MATERIAL PROVIDED below:

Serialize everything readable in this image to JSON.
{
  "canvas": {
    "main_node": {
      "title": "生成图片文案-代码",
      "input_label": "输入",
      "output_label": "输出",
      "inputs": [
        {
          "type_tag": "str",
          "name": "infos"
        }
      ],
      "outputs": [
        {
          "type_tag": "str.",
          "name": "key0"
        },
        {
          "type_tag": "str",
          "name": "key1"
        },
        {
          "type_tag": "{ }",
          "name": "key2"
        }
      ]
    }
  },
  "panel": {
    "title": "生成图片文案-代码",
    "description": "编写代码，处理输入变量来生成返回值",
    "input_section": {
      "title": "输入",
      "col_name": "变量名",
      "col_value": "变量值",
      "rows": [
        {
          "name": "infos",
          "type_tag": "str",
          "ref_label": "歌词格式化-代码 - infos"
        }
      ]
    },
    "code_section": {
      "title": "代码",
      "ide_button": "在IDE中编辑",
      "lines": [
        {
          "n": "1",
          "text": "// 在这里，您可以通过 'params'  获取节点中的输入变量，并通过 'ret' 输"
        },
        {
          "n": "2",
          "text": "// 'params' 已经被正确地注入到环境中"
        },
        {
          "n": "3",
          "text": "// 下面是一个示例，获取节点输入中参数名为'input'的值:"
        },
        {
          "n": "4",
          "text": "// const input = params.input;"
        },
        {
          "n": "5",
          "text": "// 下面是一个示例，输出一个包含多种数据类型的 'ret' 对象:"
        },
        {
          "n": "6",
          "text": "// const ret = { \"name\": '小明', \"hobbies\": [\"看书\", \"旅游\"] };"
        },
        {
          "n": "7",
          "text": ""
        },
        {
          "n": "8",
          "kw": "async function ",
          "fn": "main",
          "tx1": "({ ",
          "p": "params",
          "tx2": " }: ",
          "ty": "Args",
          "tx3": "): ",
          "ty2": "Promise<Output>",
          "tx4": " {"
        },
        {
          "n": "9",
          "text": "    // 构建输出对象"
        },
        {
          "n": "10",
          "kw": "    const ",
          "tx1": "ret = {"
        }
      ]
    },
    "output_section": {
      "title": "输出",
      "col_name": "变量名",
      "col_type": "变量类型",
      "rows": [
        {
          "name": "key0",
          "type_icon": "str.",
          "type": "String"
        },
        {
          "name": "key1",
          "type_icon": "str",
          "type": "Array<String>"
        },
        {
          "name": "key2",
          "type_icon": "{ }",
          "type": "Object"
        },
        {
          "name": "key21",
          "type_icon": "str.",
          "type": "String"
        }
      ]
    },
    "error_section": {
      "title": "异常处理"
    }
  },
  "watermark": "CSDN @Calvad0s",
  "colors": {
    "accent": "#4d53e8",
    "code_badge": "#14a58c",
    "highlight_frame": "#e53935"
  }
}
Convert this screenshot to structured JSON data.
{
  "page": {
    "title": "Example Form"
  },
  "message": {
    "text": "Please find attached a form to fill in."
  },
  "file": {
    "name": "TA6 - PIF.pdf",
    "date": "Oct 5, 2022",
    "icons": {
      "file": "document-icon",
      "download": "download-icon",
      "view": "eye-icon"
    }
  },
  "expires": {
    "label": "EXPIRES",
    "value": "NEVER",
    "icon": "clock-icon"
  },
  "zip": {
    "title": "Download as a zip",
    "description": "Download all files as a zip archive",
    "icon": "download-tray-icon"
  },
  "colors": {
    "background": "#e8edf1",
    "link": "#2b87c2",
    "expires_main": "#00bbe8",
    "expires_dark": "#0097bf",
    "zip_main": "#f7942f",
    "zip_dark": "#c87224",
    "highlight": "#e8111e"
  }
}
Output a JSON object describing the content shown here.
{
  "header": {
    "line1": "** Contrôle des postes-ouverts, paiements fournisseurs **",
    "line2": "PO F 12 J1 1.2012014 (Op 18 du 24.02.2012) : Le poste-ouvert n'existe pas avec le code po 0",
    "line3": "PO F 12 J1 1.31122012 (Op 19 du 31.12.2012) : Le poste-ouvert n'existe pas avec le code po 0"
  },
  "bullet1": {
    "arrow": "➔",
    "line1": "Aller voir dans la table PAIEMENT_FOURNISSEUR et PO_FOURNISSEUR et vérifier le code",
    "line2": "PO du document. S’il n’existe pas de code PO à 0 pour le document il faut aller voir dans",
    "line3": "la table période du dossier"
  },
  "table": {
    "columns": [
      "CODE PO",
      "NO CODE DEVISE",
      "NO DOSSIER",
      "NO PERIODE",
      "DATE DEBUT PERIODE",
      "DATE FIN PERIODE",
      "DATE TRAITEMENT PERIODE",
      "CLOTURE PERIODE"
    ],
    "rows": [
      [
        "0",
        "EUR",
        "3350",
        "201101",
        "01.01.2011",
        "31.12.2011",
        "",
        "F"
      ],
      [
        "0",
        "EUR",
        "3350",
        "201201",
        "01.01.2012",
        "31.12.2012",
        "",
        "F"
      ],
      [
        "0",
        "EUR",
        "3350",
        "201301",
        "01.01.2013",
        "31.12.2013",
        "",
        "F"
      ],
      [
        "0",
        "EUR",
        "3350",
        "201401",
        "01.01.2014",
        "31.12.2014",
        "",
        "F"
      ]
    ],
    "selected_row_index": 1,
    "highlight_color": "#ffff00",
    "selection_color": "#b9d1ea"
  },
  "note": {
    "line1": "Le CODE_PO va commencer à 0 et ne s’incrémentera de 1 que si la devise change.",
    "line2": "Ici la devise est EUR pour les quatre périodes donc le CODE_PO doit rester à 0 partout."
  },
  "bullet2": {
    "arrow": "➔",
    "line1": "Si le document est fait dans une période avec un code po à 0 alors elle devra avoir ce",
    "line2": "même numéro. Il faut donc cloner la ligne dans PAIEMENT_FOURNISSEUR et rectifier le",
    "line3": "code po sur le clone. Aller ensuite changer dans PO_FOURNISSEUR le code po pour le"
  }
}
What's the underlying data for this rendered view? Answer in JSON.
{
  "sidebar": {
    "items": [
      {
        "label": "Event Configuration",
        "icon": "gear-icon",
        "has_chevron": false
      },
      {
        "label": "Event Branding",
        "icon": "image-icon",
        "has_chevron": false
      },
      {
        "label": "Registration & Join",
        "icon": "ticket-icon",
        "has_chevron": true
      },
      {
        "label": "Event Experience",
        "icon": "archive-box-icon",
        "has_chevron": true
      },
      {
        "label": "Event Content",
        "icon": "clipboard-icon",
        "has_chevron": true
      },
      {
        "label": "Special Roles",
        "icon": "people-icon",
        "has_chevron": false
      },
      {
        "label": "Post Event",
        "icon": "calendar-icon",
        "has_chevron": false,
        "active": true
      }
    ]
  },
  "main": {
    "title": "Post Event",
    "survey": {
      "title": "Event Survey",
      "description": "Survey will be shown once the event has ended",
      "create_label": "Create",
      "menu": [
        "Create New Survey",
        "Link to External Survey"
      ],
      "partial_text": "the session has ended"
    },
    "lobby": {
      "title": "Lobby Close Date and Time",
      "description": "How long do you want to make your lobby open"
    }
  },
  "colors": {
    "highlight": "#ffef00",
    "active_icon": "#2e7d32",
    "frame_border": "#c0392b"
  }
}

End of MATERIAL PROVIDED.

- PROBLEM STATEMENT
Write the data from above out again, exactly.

- TASK RESULT
Serialize everything readable in this image to JSON.
{
  "canvas": {
    "main_node": {
      "title": "生成图片文案-代码",
      "input_label": "输入",
      "output_label": "输出",
      "inputs": [
        {
          "type_tag": "str",
          "name": "infos"
        }
      ],
      "outputs": [
        {
          "type_tag": "str.",
          "name": "key0"
        },
        {
          "type_tag": "str",
          "name": "key1"
        },
        {
          "type_tag": "{ }",
          "name": "key2"
        }
      ]
    }
  },
  "panel": {
    "title": "生成图片文案-代码",
    "description": "编写代码，处理输入变量来生成返回值",
    "input_section": {
      "title": "输入",
      "col_name": "变量名",
      "col_value": "变量值",
      "rows": [
        {
          "name": "infos",
          "type_tag": "str",
          "ref_label": "歌词格式化-代码 - infos"
        }
      ]
    },
    "code_section": {
      "title": "代码",
      "ide_button": "在IDE中编辑",
      "lines": [
        {
          "n": "1",
          "text": "// 在这里，您可以通过 'params'  获取节点中的输入变量，并通过 'ret' 输"
        },
        {
          "n": "2",
          "text": "// 'params' 已经被正确地注入到环境中"
        },
        {
          "n": "3",
          "text": "// 下面是一个示例，获取节点输入中参数名为'input'的值:"
        },
        {
          "n": "4",
          "text": "// const input = params.input;"
        },
        {
          "n": "5",
          "text": "// 下面是一个示例，输出一个包含多种数据类型的 'ret' 对象:"
        },
        {
          "n": "6",
          "text": "// const ret = { \"name\": '小明', \"hobbies\": [\"看书\", \"旅游\"] };"
        },
        {
          "n": "7",
          "text": ""
        },
        {
          "n": "8",
          "kw": "async function ",
          "fn": "main",
          "tx1": "({ ",
          "p": "params",
          "tx2": " }: ",
          "ty": "Args",
          "tx3": "): ",
          "ty2": "Promise<Output>",
          "tx4": " {"
        },
        {
          "n": "9",
          "text": "    // 构建输出对象"
        },
        {
          "n": "10",
          "kw": "    const ",
          "tx1": "ret = {"
        }
      ]
    },
    "output_section": {
      "title": "输出",
      "col_name": "变量名",
      "col_type": "变量类型",
      "rows": [
        {
          "name": "key0",
          "type_icon": "str.",
          "type": "String"
        },
        {
          "name": "key1",
          "type_icon": "str",
          "type": "Array<String>"
        },
        {
          "name": "key2",
          "type_icon": "{ }",
          "type": "Object"
        },
        {
          "name": "key21",
          "type_icon": "str.",
          "type": "String"
        }
      ]
    },
    "error_section": {
      "title": "异常处理"
    }
  },
  "watermark": "CSDN @Calvad0s",
  "colors": {
    "accent": "#4d53e8",
    "code_badge": "#14a58c",
    "highlight_frame": "#e53935"
  }
}
Convert this screenshot to structured JSON data.
{
  "page": {
    "title": "Example Form"
  },
  "message": {
    "text": "Please find attached a form to fill in."
  },
  "file": {
    "name": "TA6 - PIF.pdf",
    "date": "Oct 5, 2022",
    "icons": {
      "file": "document-icon",
      "download": "download-icon",
      "view": "eye-icon"
    }
  },
  "expires": {
    "label": "EXPIRES",
    "value": "NEVER",
    "icon": "clock-icon"
  },
  "zip": {
    "title": "Download as a zip",
    "description": "Download all files as a zip archive",
    "icon": "download-tray-icon"
  },
  "colors": {
    "background": "#e8edf1",
    "link": "#2b87c2",
    "expires_main": "#00bbe8",
    "expires_dark": "#0097bf",
    "zip_main": "#f7942f",
    "zip_dark": "#c87224",
    "highlight": "#e8111e"
  }
}
Output a JSON object describing the content shown here.
{
  "header": {
    "line1": "** Contrôle des postes-ouverts, paiements fournisseurs **",
    "line2": "PO F 12 J1 1.2012014 (Op 18 du 24.02.2012) : Le poste-ouvert n'existe pas avec le code po 0",
    "line3": "PO F 12 J1 1.31122012 (Op 19 du 31.12.2012) : Le poste-ouvert n'existe pas avec le code po 0"
  },
  "bullet1": {
    "arrow": "➔",
    "line1": "Aller voir dans la table PAIEMENT_FOURNISSEUR et PO_FOURNISSEUR et vérifier le code",
    "line2": "PO du document. S’il n’existe pas de code PO à 0 pour le document il faut aller voir dans",
    "line3": "la table période du dossier"
  },
  "table": {
    "columns": [
      "CODE PO",
      "NO CODE DEVISE",
      "NO DOSSIER",
      "NO PERIODE",
      "DATE DEBUT PERIODE",
      "DATE FIN PERIODE",
      "DATE TRAITEMENT PERIODE",
      "CLOTURE PERIODE"
    ],
    "rows": [
      [
        "0",
        "EUR",
        "3350",
        "201101",
        "01.01.2011",
        "31.12.2011",
        "",
        "F"
      ],
      [
        "0",
        "EUR",
        "3350",
        "201201",
        "01.01.2012",
        "31.12.2012",
        "",
        "F"
      ],
      [
        "0",
        "EUR",
        "3350",
        "201301",
        "01.01.2013",
        "31.12.2013",
        "",
        "F"
      ],
      [
        "0",
        "EUR",
        "3350",
        "201401",
        "01.01.2014",
        "31.12.2014",
        "",
        "F"
      ]
    ],
    "selected_row_index": 1,
    "highlight_color": "#ffff00",
    "selection_color": "#b9d1ea"
  },
  "note": {
    "line1": "Le CODE_PO va commencer à 0 et ne s’incrémentera de 1 que si la devise change.",
    "line2": "Ici la devise est EUR pour les quatre périodes donc le CODE_PO doit rester à 0 partout."
  },
  "bullet2": {
    "arrow": "➔",
    "line1": "Si le document est fait dans une période avec un code po à 0 alors elle devra avoir ce",
    "line2": "même numéro. Il faut donc cloner la ligne dans PAIEMENT_FOURNISSEUR et rectifier le",
    "line3": "code po sur le clone. Aller ensuite changer dans PO_FOURNISSEUR le code po pour le"
  }
}
What's the underlying data for this rendered view? Answer in JSON.
{
  "sidebar": {
    "items": [
      {
        "label": "Event Configuration",
        "icon": "gear-icon",
        "has_chevron": false
      },
      {
        "label": "Event Branding",
        "icon": "image-icon",
        "has_chevron": false
      },
      {
        "label": "Registration & Join",
        "icon": "ticket-icon",
        "has_chevron": true
      },
      {
        "label": "Event Experience",
        "icon": "archive-box-icon",
        "has_chevron": true
      },
      {
        "label": "Event Content",
        "icon": "clipboard-icon",
        "has_chevron": true
      },
      {
        "label": "Special Roles",
        "icon": "people-icon",
        "has_chevron": false
      },
      {
        "label": "Post Event",
        "icon": "calendar-icon",
        "has_chevron": false,
        "active": true
      }
    ]
  },
  "main": {
    "title": "Post Event",
    "survey": {
      "title": "Event Survey",
      "description": "Survey will be shown once the event has ended",
      "create_label": "Create",
      "menu": [
        "Create New Survey",
        "Link to External Survey"
      ],
      "partial_text": "the session has ended"
    },
    "lobby": {
      "title": "Lobby Close Date and Time",
      "description": "How long do you want to make your lobby open"
    }
  },
  "colors": {
    "highlight": "#ffef00",
    "active_icon": "#2e7d32",
    "frame_border": "#c0392b"
  }
}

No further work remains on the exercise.